“Sexy” is one in a long line of “Heidi” cars that went from that “New-Car Smell” to “Eau de Animal Rendering Plant.” My 1987 Dodge Omni, “Precious,” had a stench that I felt sure would be sniffed up and down by cadaver dogs. I eventually found the culprit--a potato had frozen and thawed and rotted under the back seat. I removed it. A week later, the smell remained. I found another rotting potato in another location. That had to be it. A week later… same thing. Ultimately it was determined that a whole bag of potatoes had somehow opened and rolled throughout my car, each leaving behind a schmiere of mold. “Precious” was renamed “Putrid.”

Presently “Sexy” has a road-salt coat on. Where a fast-foot drink cup became soft on the bottom, the drink holder is filled with liquid that sloshes when I stop or turn. The entire back seat is sticky. My daughter’s window is cloudy from bank-sucker fingerprints, nose prints and messages like “Hi, Mom!” written in window frost.

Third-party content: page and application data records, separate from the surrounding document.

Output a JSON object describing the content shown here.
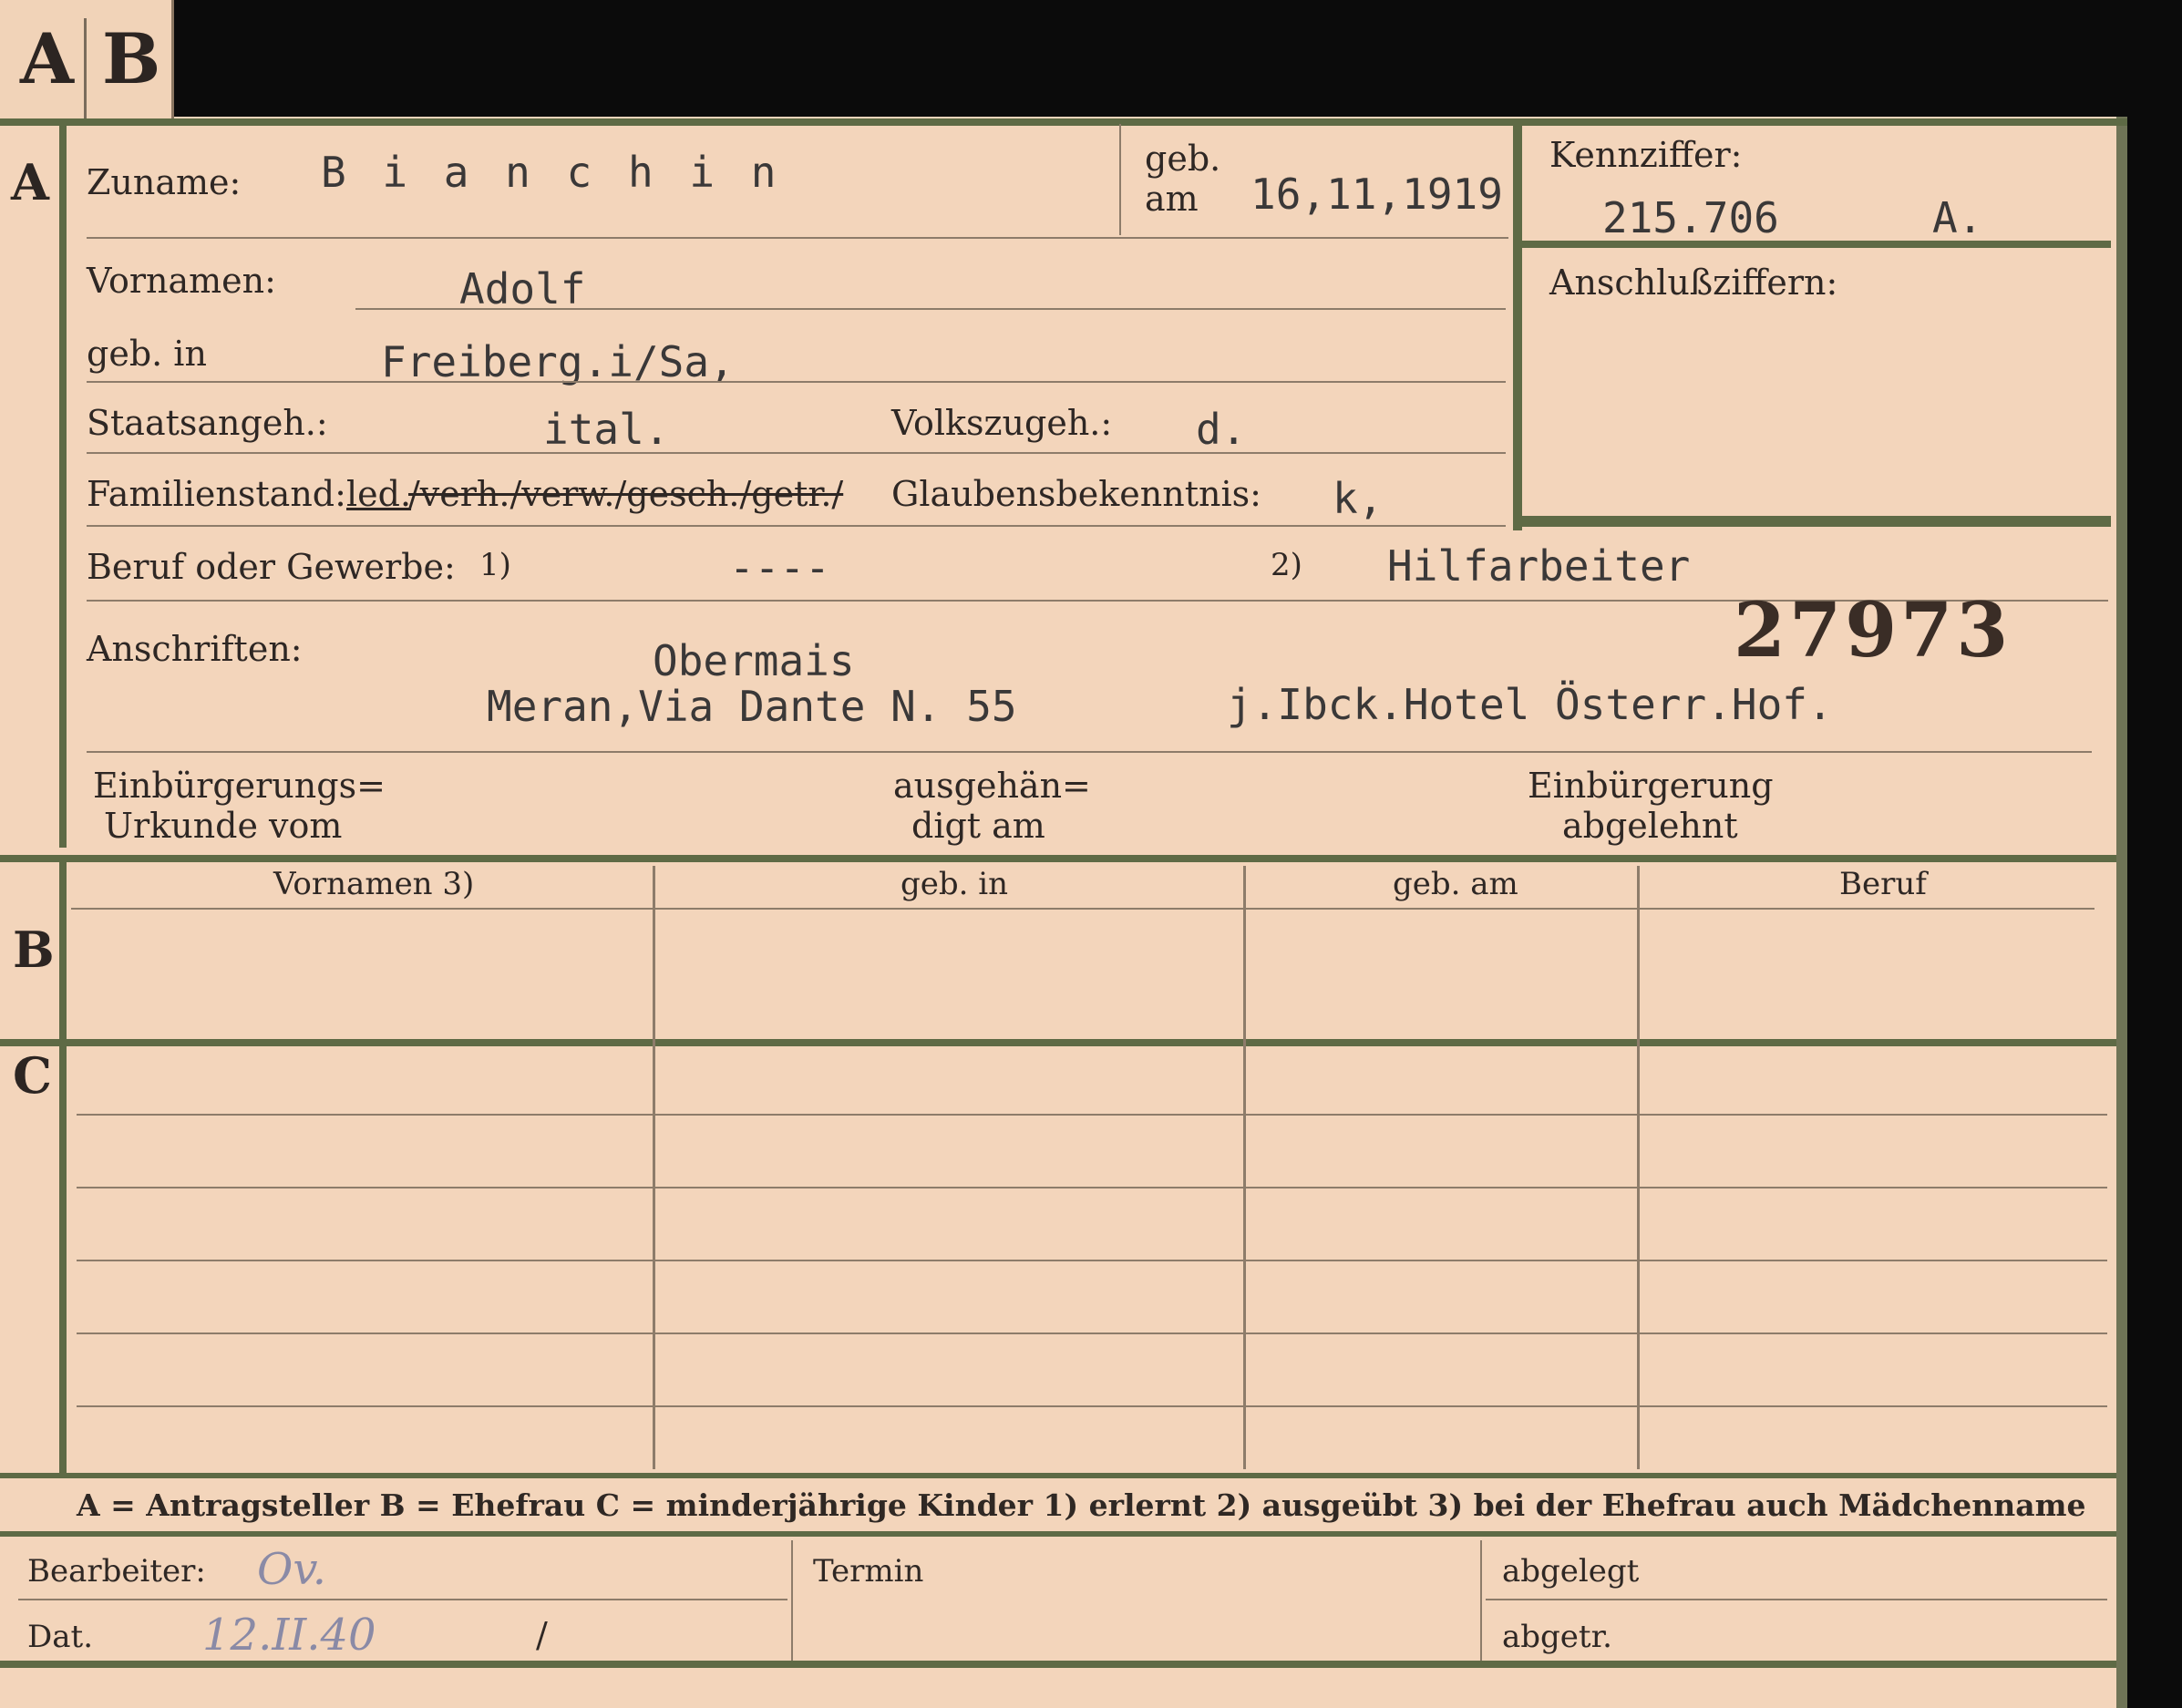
{
  "tab": {
    "letter_a": "A",
    "letter_b": "B"
  },
  "sections": {
    "a": "A",
    "b": "B",
    "c": "C"
  },
  "fields": {
    "zuname_label": "Zuname:",
    "zuname_value": "B i a n c h i n",
    "geb_label_1": "geb.",
    "geb_label_2": "am",
    "geb_am_value": "16,11,1919",
    "kennziffer_label": "Kennziffer:",
    "kennziffer_value": "215.706",
    "kennziffer_suffix": "A.",
    "anschlussziffern_label": "Anschlußziffern:",
    "vornamen_label": "Vornamen:",
    "vornamen_value": "Adolf",
    "geb_in_label": "geb. in",
    "geb_in_value": "Freiberg.i/Sa,",
    "staatsangeh_label": "Staatsangeh.:",
    "staatsangeh_value": "ital.",
    "volkszugeh_label": "Volkszugeh.:",
    "volkszugeh_value": "d.",
    "familienstand_label": "Familienstand:",
    "familienstand_led": "led.",
    "familienstand_rest": "/verh./verw./gesch./getr./",
    "glaubens_label": "Glaubensbekenntnis:",
    "glaubens_value": "k,",
    "beruf_label": "Beruf oder Gewerbe:",
    "beruf_note1": "1)",
    "beruf_value1": "----",
    "beruf_note2": "2)",
    "beruf_value2": "Hilfarbeiter",
    "anschriften_label": "Anschriften:",
    "stamp_number": "27973",
    "address_line1": "Obermais",
    "address_line2": "Meran,Via Dante N. 55",
    "address_line3": "j.Ibck.Hotel Österr.Hof.",
    "einbuergerung_urkunde_1": "Einbürgerungs=",
    "einbuergerung_urkunde_2": "Urkunde vom",
    "ausgehaendigt_1": "ausgehän=",
    "ausgehaendigt_2": "digt am",
    "einbuergerung_abgelehnt_1": "Einbürgerung",
    "einbuergerung_abgelehnt_2": "abgelehnt"
  },
  "table_b": {
    "headers": [
      "Vornamen 3)",
      "geb. in",
      "geb. am",
      "Beruf"
    ]
  },
  "legend": "A = Antragsteller   B = Ehefrau   C = minderjährige Kinder   1) erlernt   2) ausgeübt   3) bei der Ehefrau auch Mädchenname",
  "footer": {
    "bearbeiter_label": "Bearbeiter:",
    "bearbeiter_value": "Ov.",
    "termin_label": "Termin",
    "abgelegt_label": "abgelegt",
    "dat_label": "Dat.",
    "dat_value": "12.II.40",
    "dat_slash": "/",
    "abgetr_label": "abgetr."
  }
}
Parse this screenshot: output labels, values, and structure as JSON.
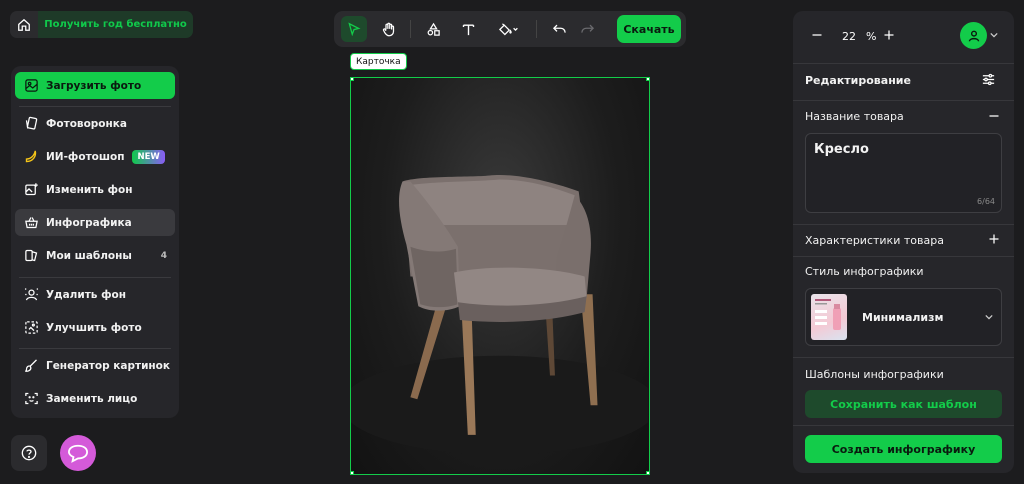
{
  "top_left": {
    "promo_label": "Получить год бесплатно"
  },
  "sidebar": {
    "items": [
      {
        "label": "Загрузить фото"
      },
      {
        "label": "Фотоворонка"
      },
      {
        "label": "ИИ-фотошоп",
        "badge": "NEW"
      },
      {
        "label": "Изменить фон"
      },
      {
        "label": "Инфографика"
      },
      {
        "label": "Мои шаблоны",
        "count": "4"
      },
      {
        "label": "Удалить фон"
      },
      {
        "label": "Улучшить фото"
      },
      {
        "label": "Генератор картинок"
      },
      {
        "label": "Заменить лицо"
      }
    ]
  },
  "toolbar": {
    "download_label": "Скачать"
  },
  "canvas": {
    "card_label": "Карточка"
  },
  "right_panel": {
    "zoom_value": "22",
    "zoom_unit": "%",
    "editing_title": "Редактирование",
    "product_name_title": "Название товара",
    "product_name_value": "Кресло",
    "product_name_counter": "6/64",
    "characteristics_title": "Характеристики товара",
    "style_title": "Стиль инфографики",
    "style_value": "Минимализм",
    "templates_title": "Шаблоны инфографики",
    "save_template_label": "Сохранить как шаблон",
    "create_label": "Создать инфографику"
  },
  "colors": {
    "accent": "#13cc4a",
    "background": "#1c1c1e",
    "panel": "#26262a",
    "chat": "#d45ad9"
  }
}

I feel terribly guilty. Yesterday, in the morning light, from outside my car, I swear I saw the words, “Kill Me” written in condensation fog from the inside.